- Opening Delimiter -

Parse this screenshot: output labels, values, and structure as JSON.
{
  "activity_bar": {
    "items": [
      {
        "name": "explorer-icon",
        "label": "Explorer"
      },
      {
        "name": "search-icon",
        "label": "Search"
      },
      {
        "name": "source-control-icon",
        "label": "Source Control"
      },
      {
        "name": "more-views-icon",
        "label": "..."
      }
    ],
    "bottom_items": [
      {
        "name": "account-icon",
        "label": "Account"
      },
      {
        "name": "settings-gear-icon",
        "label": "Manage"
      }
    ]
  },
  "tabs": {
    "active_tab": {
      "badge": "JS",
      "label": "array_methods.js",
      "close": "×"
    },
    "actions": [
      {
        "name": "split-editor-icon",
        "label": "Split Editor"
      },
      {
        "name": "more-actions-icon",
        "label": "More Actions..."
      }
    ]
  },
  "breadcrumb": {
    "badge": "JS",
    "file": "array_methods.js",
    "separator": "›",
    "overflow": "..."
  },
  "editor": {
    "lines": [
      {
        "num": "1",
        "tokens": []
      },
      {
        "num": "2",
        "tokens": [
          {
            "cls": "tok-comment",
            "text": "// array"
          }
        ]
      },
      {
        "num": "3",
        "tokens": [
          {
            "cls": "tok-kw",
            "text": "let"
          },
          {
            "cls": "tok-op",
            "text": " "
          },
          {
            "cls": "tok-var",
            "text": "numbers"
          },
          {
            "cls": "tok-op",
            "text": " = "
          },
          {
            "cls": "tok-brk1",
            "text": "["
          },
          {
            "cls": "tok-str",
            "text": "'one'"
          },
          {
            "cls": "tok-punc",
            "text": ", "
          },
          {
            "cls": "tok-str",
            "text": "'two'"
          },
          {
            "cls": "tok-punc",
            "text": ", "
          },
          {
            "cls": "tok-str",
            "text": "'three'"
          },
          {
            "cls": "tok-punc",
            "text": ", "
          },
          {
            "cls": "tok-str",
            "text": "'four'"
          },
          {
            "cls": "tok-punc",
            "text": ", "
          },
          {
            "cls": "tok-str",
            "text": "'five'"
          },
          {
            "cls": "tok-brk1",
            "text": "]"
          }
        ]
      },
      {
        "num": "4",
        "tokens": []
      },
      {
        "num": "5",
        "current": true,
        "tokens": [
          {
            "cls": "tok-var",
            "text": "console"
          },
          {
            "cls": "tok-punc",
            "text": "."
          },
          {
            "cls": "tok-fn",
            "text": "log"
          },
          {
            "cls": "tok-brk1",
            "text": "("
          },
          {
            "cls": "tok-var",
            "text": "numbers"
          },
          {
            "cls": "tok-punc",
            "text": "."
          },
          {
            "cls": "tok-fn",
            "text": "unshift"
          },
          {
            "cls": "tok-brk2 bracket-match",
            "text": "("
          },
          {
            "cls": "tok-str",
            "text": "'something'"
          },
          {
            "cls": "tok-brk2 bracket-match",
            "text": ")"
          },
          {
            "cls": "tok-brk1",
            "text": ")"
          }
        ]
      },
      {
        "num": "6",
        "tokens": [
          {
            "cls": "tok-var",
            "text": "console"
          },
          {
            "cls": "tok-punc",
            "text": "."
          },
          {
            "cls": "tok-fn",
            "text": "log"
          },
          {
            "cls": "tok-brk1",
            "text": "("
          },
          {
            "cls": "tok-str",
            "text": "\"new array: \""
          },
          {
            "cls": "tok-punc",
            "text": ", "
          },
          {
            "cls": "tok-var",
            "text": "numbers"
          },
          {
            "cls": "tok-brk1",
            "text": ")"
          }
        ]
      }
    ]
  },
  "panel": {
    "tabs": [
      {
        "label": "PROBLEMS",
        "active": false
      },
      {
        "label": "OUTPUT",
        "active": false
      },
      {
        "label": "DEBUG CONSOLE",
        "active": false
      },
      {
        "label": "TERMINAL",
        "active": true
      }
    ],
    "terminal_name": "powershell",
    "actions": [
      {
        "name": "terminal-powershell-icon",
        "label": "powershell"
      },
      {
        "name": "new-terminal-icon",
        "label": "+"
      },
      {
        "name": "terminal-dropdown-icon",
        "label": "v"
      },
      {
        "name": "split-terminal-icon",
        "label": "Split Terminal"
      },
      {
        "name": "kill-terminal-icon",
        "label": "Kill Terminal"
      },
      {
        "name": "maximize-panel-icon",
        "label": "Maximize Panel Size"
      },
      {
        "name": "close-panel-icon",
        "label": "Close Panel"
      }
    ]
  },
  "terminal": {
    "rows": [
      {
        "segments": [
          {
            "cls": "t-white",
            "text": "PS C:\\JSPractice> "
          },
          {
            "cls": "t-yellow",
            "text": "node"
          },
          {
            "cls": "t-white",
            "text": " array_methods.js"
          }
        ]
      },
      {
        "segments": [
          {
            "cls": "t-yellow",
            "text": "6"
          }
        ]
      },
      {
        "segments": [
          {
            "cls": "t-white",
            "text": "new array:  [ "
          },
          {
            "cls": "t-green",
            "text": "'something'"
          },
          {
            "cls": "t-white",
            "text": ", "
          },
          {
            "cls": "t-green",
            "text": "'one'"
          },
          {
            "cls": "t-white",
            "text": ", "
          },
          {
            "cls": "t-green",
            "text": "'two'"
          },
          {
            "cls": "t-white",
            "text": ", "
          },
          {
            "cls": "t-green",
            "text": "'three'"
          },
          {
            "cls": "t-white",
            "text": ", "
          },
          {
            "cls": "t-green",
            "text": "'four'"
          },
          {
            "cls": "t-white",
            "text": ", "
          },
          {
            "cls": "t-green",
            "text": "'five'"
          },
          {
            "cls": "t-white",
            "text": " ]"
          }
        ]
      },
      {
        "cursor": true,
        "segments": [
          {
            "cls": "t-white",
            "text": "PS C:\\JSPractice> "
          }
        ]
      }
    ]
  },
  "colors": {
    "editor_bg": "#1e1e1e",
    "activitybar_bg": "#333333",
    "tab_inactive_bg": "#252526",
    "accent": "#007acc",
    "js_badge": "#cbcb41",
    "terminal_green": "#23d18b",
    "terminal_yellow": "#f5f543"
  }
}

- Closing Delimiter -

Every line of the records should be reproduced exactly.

RESULT OF THIS EXERCISE |
Parse this screenshot: output labels, values, and structure as JSON.
{
  "activity_bar": {
    "items": [
      {
        "name": "explorer-icon",
        "label": "Explorer"
      },
      {
        "name": "search-icon",
        "label": "Search"
      },
      {
        "name": "source-control-icon",
        "label": "Source Control"
      },
      {
        "name": "more-views-icon",
        "label": "..."
      }
    ],
    "bottom_items": [
      {
        "name": "account-icon",
        "label": "Account"
      },
      {
        "name": "settings-gear-icon",
        "label": "Manage"
      }
    ]
  },
  "tabs": {
    "active_tab": {
      "badge": "JS",
      "label": "array_methods.js",
      "close": "×"
    },
    "actions": [
      {
        "name": "split-editor-icon",
        "label": "Split Editor"
      },
      {
        "name": "more-actions-icon",
        "label": "More Actions..."
      }
    ]
  },
  "breadcrumb": {
    "badge": "JS",
    "file": "array_methods.js",
    "separator": "›",
    "overflow": "..."
  },
  "editor": {
    "lines": [
      {
        "num": "1",
        "tokens": []
      },
      {
        "num": "2",
        "tokens": [
          {
            "cls": "tok-comment",
            "text": "// array"
          }
        ]
      },
      {
        "num": "3",
        "tokens": [
          {
            "cls": "tok-kw",
            "text": "let"
          },
          {
            "cls": "tok-op",
            "text": " "
          },
          {
            "cls": "tok-var",
            "text": "numbers"
          },
          {
            "cls": "tok-op",
            "text": " = "
          },
          {
            "cls": "tok-brk1",
            "text": "["
          },
          {
            "cls": "tok-str",
            "text": "'one'"
          },
          {
            "cls": "tok-punc",
            "text": ", "
          },
          {
            "cls": "tok-str",
            "text": "'two'"
          },
          {
            "cls": "tok-punc",
            "text": ", "
          },
          {
            "cls": "tok-str",
            "text": "'three'"
          },
          {
            "cls": "tok-punc",
            "text": ", "
          },
          {
            "cls": "tok-str",
            "text": "'four'"
          },
          {
            "cls": "tok-punc",
            "text": ", "
          },
          {
            "cls": "tok-str",
            "text": "'five'"
          },
          {
            "cls": "tok-brk1",
            "text": "]"
          }
        ]
      },
      {
        "num": "4",
        "tokens": []
      },
      {
        "num": "5",
        "current": true,
        "tokens": [
          {
            "cls": "tok-var",
            "text": "console"
          },
          {
            "cls": "tok-punc",
            "text": "."
          },
          {
            "cls": "tok-fn",
            "text": "log"
          },
          {
            "cls": "tok-brk1",
            "text": "("
          },
          {
            "cls": "tok-var",
            "text": "numbers"
          },
          {
            "cls": "tok-punc",
            "text": "."
          },
          {
            "cls": "tok-fn",
            "text": "unshift"
          },
          {
            "cls": "tok-brk2 bracket-match",
            "text": "("
          },
          {
            "cls": "tok-str",
            "text": "'something'"
          },
          {
            "cls": "tok-brk2 bracket-match",
            "text": ")"
          },
          {
            "cls": "tok-brk1",
            "text": ")"
          }
        ]
      },
      {
        "num": "6",
        "tokens": [
          {
            "cls": "tok-var",
            "text": "console"
          },
          {
            "cls": "tok-punc",
            "text": "."
          },
          {
            "cls": "tok-fn",
            "text": "log"
          },
          {
            "cls": "tok-brk1",
            "text": "("
          },
          {
            "cls": "tok-str",
            "text": "\"new array: \""
          },
          {
            "cls": "tok-punc",
            "text": ", "
          },
          {
            "cls": "tok-var",
            "text": "numbers"
          },
          {
            "cls": "tok-brk1",
            "text": ")"
          }
        ]
      }
    ]
  },
  "panel": {
    "tabs": [
      {
        "label": "PROBLEMS",
        "active": false
      },
      {
        "label": "OUTPUT",
        "active": false
      },
      {
        "label": "DEBUG CONSOLE",
        "active": false
      },
      {
        "label": "TERMINAL",
        "active": true
      }
    ],
    "terminal_name": "powershell",
    "actions": [
      {
        "name": "terminal-powershell-icon",
        "label": "powershell"
      },
      {
        "name": "new-terminal-icon",
        "label": "+"
      },
      {
        "name": "terminal-dropdown-icon",
        "label": "v"
      },
      {
        "name": "split-terminal-icon",
        "label": "Split Terminal"
      },
      {
        "name": "kill-terminal-icon",
        "label": "Kill Terminal"
      },
      {
        "name": "maximize-panel-icon",
        "label": "Maximize Panel Size"
      },
      {
        "name": "close-panel-icon",
        "label": "Close Panel"
      }
    ]
  },
  "terminal": {
    "rows": [
      {
        "segments": [
          {
            "cls": "t-white",
            "text": "PS C:\\JSPractice> "
          },
          {
            "cls": "t-yellow",
            "text": "node"
          },
          {
            "cls": "t-white",
            "text": " array_methods.js"
          }
        ]
      },
      {
        "segments": [
          {
            "cls": "t-yellow",
            "text": "6"
          }
        ]
      },
      {
        "segments": [
          {
            "cls": "t-white",
            "text": "new array:  [ "
          },
          {
            "cls": "t-green",
            "text": "'something'"
          },
          {
            "cls": "t-white",
            "text": ", "
          },
          {
            "cls": "t-green",
            "text": "'one'"
          },
          {
            "cls": "t-white",
            "text": ", "
          },
          {
            "cls": "t-green",
            "text": "'two'"
          },
          {
            "cls": "t-white",
            "text": ", "
          },
          {
            "cls": "t-green",
            "text": "'three'"
          },
          {
            "cls": "t-white",
            "text": ", "
          },
          {
            "cls": "t-green",
            "text": "'four'"
          },
          {
            "cls": "t-white",
            "text": ", "
          },
          {
            "cls": "t-green",
            "text": "'five'"
          },
          {
            "cls": "t-white",
            "text": " ]"
          }
        ]
      },
      {
        "cursor": true,
        "segments": [
          {
            "cls": "t-white",
            "text": "PS C:\\JSPractice> "
          }
        ]
      }
    ]
  },
  "colors": {
    "editor_bg": "#1e1e1e",
    "activitybar_bg": "#333333",
    "tab_inactive_bg": "#252526",
    "accent": "#007acc",
    "js_badge": "#cbcb41",
    "terminal_green": "#23d18b",
    "terminal_yellow": "#f5f543"
  }
}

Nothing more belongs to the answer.